» AIM OF THE TASK: Your answer should be the entries below, reproduced character for character.

(Dataset rows for apps and sites)
<<<<

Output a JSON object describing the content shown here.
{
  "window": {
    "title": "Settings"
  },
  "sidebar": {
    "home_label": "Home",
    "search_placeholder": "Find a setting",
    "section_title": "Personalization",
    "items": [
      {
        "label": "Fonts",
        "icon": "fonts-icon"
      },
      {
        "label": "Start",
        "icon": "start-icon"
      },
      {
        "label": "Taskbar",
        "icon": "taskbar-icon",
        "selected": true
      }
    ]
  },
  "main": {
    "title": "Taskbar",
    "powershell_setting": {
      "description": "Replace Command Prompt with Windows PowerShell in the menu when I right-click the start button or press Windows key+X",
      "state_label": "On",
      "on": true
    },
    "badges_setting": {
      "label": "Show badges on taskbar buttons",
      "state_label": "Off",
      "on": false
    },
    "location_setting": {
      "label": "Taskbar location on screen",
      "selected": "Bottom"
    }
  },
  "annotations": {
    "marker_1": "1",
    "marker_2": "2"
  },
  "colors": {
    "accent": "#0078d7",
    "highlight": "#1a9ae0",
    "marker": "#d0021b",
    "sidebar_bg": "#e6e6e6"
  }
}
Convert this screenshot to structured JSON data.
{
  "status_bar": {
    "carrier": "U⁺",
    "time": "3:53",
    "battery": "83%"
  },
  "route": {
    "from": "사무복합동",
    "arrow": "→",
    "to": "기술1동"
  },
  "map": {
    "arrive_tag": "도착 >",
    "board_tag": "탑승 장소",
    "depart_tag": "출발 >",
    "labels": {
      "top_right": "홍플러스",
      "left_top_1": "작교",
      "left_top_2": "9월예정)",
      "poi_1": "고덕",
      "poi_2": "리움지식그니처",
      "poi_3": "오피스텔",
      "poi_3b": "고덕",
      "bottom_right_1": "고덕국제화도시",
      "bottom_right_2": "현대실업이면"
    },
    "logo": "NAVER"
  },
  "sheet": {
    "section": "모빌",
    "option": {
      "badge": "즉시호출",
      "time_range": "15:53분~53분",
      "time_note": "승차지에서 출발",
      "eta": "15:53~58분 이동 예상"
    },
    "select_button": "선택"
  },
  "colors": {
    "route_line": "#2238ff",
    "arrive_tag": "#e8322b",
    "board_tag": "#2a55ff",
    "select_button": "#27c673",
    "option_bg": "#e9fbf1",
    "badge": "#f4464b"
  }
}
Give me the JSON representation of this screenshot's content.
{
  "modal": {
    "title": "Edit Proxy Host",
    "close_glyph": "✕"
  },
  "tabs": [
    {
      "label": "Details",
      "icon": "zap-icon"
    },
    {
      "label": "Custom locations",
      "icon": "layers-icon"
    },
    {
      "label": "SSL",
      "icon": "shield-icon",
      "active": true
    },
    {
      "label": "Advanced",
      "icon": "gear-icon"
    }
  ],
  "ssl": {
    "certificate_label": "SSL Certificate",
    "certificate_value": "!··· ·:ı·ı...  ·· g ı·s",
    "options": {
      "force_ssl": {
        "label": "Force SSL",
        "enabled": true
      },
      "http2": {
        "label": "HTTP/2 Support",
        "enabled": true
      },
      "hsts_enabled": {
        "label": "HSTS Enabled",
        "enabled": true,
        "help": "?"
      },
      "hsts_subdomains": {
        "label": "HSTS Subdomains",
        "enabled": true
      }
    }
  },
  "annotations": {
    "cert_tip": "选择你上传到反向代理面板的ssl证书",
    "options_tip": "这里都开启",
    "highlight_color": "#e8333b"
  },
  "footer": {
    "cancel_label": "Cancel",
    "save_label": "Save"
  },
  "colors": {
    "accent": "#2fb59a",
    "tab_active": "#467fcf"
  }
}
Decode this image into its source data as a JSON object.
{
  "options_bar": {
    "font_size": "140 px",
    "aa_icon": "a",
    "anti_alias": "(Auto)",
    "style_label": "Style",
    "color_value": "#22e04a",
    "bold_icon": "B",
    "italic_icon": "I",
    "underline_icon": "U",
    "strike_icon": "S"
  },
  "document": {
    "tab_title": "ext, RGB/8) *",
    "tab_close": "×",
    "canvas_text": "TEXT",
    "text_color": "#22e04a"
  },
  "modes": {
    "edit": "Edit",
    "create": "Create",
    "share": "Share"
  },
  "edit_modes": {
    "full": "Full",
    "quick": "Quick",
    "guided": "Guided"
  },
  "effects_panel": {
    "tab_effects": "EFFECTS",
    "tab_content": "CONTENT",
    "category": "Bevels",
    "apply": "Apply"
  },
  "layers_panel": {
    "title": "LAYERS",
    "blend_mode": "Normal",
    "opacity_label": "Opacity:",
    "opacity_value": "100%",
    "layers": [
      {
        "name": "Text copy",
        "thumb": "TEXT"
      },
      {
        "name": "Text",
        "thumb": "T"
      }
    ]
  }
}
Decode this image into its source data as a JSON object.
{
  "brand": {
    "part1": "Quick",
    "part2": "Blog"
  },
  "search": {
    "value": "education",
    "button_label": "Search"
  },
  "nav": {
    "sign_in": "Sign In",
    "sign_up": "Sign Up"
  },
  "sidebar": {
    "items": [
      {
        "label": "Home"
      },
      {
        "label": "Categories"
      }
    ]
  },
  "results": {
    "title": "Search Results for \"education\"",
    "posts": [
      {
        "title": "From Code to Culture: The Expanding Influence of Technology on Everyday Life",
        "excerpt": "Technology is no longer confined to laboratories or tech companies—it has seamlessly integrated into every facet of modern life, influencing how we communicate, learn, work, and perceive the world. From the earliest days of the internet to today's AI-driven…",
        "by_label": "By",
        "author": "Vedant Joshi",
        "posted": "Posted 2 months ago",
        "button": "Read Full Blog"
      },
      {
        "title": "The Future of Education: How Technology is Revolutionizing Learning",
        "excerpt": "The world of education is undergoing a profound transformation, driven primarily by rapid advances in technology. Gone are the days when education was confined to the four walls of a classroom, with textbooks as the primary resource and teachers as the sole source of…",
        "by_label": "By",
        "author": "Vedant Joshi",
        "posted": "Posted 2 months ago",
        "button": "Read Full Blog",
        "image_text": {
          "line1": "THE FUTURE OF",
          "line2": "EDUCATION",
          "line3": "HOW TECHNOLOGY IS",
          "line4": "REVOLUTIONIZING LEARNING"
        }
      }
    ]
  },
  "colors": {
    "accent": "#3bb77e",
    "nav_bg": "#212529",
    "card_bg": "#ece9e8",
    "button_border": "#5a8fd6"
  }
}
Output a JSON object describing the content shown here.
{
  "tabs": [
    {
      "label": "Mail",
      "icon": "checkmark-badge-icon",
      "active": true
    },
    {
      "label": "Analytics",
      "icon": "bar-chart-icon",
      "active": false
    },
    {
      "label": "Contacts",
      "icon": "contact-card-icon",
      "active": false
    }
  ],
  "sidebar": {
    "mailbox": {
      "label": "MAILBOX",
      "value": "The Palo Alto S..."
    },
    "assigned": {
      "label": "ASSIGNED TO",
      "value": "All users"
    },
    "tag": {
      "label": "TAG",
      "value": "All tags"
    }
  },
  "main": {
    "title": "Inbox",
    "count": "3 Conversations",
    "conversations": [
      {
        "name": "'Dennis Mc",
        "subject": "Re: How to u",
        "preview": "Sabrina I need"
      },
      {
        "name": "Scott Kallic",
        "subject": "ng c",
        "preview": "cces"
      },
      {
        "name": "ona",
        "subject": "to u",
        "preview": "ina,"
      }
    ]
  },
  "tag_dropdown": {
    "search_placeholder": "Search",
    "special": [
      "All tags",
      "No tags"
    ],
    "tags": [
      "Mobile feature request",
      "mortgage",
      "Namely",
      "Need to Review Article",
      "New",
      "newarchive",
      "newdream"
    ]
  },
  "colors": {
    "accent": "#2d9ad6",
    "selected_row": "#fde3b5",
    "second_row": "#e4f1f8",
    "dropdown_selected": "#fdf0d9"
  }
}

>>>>

» PROBLEM SOLUTION:
Output a JSON object describing the content shown here.
{
  "window": {
    "title": "Settings"
  },
  "sidebar": {
    "home_label": "Home",
    "search_placeholder": "Find a setting",
    "section_title": "Personalization",
    "items": [
      {
        "label": "Fonts",
        "icon": "fonts-icon"
      },
      {
        "label": "Start",
        "icon": "start-icon"
      },
      {
        "label": "Taskbar",
        "icon": "taskbar-icon",
        "selected": true
      }
    ]
  },
  "main": {
    "title": "Taskbar",
    "powershell_setting": {
      "description": "Replace Command Prompt with Windows PowerShell in the menu when I right-click the start button or press Windows key+X",
      "state_label": "On",
      "on": true
    },
    "badges_setting": {
      "label": "Show badges on taskbar buttons",
      "state_label": "Off",
      "on": false
    },
    "location_setting": {
      "label": "Taskbar location on screen",
      "selected": "Bottom"
    }
  },
  "annotations": {
    "marker_1": "1",
    "marker_2": "2"
  },
  "colors": {
    "accent": "#0078d7",
    "highlight": "#1a9ae0",
    "marker": "#d0021b",
    "sidebar_bg": "#e6e6e6"
  }
}
Convert this screenshot to structured JSON data.
{
  "status_bar": {
    "carrier": "U⁺",
    "time": "3:53",
    "battery": "83%"
  },
  "route": {
    "from": "사무복합동",
    "arrow": "→",
    "to": "기술1동"
  },
  "map": {
    "arrive_tag": "도착 >",
    "board_tag": "탑승 장소",
    "depart_tag": "출발 >",
    "labels": {
      "top_right": "홍플러스",
      "left_top_1": "작교",
      "left_top_2": "9월예정)",
      "poi_1": "고덕",
      "poi_2": "리움지식그니처",
      "poi_3": "오피스텔",
      "poi_3b": "고덕",
      "bottom_right_1": "고덕국제화도시",
      "bottom_right_2": "현대실업이면"
    },
    "logo": "NAVER"
  },
  "sheet": {
    "section": "모빌",
    "option": {
      "badge": "즉시호출",
      "time_range": "15:53분~53분",
      "time_note": "승차지에서 출발",
      "eta": "15:53~58분 이동 예상"
    },
    "select_button": "선택"
  },
  "colors": {
    "route_line": "#2238ff",
    "arrive_tag": "#e8322b",
    "board_tag": "#2a55ff",
    "select_button": "#27c673",
    "option_bg": "#e9fbf1",
    "badge": "#f4464b"
  }
}
Give me the JSON representation of this screenshot's content.
{
  "modal": {
    "title": "Edit Proxy Host",
    "close_glyph": "✕"
  },
  "tabs": [
    {
      "label": "Details",
      "icon": "zap-icon"
    },
    {
      "label": "Custom locations",
      "icon": "layers-icon"
    },
    {
      "label": "SSL",
      "icon": "shield-icon",
      "active": true
    },
    {
      "label": "Advanced",
      "icon": "gear-icon"
    }
  ],
  "ssl": {
    "certificate_label": "SSL Certificate",
    "certificate_value": "!··· ·:ı·ı...  ·· g ı·s",
    "options": {
      "force_ssl": {
        "label": "Force SSL",
        "enabled": true
      },
      "http2": {
        "label": "HTTP/2 Support",
        "enabled": true
      },
      "hsts_enabled": {
        "label": "HSTS Enabled",
        "enabled": true,
        "help": "?"
      },
      "hsts_subdomains": {
        "label": "HSTS Subdomains",
        "enabled": true
      }
    }
  },
  "annotations": {
    "cert_tip": "选择你上传到反向代理面板的ssl证书",
    "options_tip": "这里都开启",
    "highlight_color": "#e8333b"
  },
  "footer": {
    "cancel_label": "Cancel",
    "save_label": "Save"
  },
  "colors": {
    "accent": "#2fb59a",
    "tab_active": "#467fcf"
  }
}
Decode this image into its source data as a JSON object.
{
  "options_bar": {
    "font_size": "140 px",
    "aa_icon": "a",
    "anti_alias": "(Auto)",
    "style_label": "Style",
    "color_value": "#22e04a",
    "bold_icon": "B",
    "italic_icon": "I",
    "underline_icon": "U",
    "strike_icon": "S"
  },
  "document": {
    "tab_title": "ext, RGB/8) *",
    "tab_close": "×",
    "canvas_text": "TEXT",
    "text_color": "#22e04a"
  },
  "modes": {
    "edit": "Edit",
    "create": "Create",
    "share": "Share"
  },
  "edit_modes": {
    "full": "Full",
    "quick": "Quick",
    "guided": "Guided"
  },
  "effects_panel": {
    "tab_effects": "EFFECTS",
    "tab_content": "CONTENT",
    "category": "Bevels",
    "apply": "Apply"
  },
  "layers_panel": {
    "title": "LAYERS",
    "blend_mode": "Normal",
    "opacity_label": "Opacity:",
    "opacity_value": "100%",
    "layers": [
      {
        "name": "Text copy",
        "thumb": "TEXT"
      },
      {
        "name": "Text",
        "thumb": "T"
      }
    ]
  }
}
Decode this image into its source data as a JSON object.
{
  "brand": {
    "part1": "Quick",
    "part2": "Blog"
  },
  "search": {
    "value": "education",
    "button_label": "Search"
  },
  "nav": {
    "sign_in": "Sign In",
    "sign_up": "Sign Up"
  },
  "sidebar": {
    "items": [
      {
        "label": "Home"
      },
      {
        "label": "Categories"
      }
    ]
  },
  "results": {
    "title": "Search Results for \"education\"",
    "posts": [
      {
        "title": "From Code to Culture: The Expanding Influence of Technology on Everyday Life",
        "excerpt": "Technology is no longer confined to laboratories or tech companies—it has seamlessly integrated into every facet of modern life, influencing how we communicate, learn, work, and perceive the world. From the earliest days of the internet to today's AI-driven…",
        "by_label": "By",
        "author": "Vedant Joshi",
        "posted": "Posted 2 months ago",
        "button": "Read Full Blog"
      },
      {
        "title": "The Future of Education: How Technology is Revolutionizing Learning",
        "excerpt": "The world of education is undergoing a profound transformation, driven primarily by rapid advances in technology. Gone are the days when education was confined to the four walls of a classroom, with textbooks as the primary resource and teachers as the sole source of…",
        "by_label": "By",
        "author": "Vedant Joshi",
        "posted": "Posted 2 months ago",
        "button": "Read Full Blog",
        "image_text": {
          "line1": "THE FUTURE OF",
          "line2": "EDUCATION",
          "line3": "HOW TECHNOLOGY IS",
          "line4": "REVOLUTIONIZING LEARNING"
        }
      }
    ]
  },
  "colors": {
    "accent": "#3bb77e",
    "nav_bg": "#212529",
    "card_bg": "#ece9e8",
    "button_border": "#5a8fd6"
  }
}
Output a JSON object describing the content shown here.
{
  "tabs": [
    {
      "label": "Mail",
      "icon": "checkmark-badge-icon",
      "active": true
    },
    {
      "label": "Analytics",
      "icon": "bar-chart-icon",
      "active": false
    },
    {
      "label": "Contacts",
      "icon": "contact-card-icon",
      "active": false
    }
  ],
  "sidebar": {
    "mailbox": {
      "label": "MAILBOX",
      "value": "The Palo Alto S..."
    },
    "assigned": {
      "label": "ASSIGNED TO",
      "value": "All users"
    },
    "tag": {
      "label": "TAG",
      "value": "All tags"
    }
  },
  "main": {
    "title": "Inbox",
    "count": "3 Conversations",
    "conversations": [
      {
        "name": "'Dennis Mc",
        "subject": "Re: How to u",
        "preview": "Sabrina I need"
      },
      {
        "name": "Scott Kallic",
        "subject": "ng c",
        "preview": "cces"
      },
      {
        "name": "ona",
        "subject": "to u",
        "preview": "ina,"
      }
    ]
  },
  "tag_dropdown": {
    "search_placeholder": "Search",
    "special": [
      "All tags",
      "No tags"
    ],
    "tags": [
      "Mobile feature request",
      "mortgage",
      "Namely",
      "Need to Review Article",
      "New",
      "newarchive",
      "newdream"
    ]
  },
  "colors": {
    "accent": "#2d9ad6",
    "selected_row": "#fde3b5",
    "second_row": "#e4f1f8",
    "dropdown_selected": "#fdf0d9"
  }
}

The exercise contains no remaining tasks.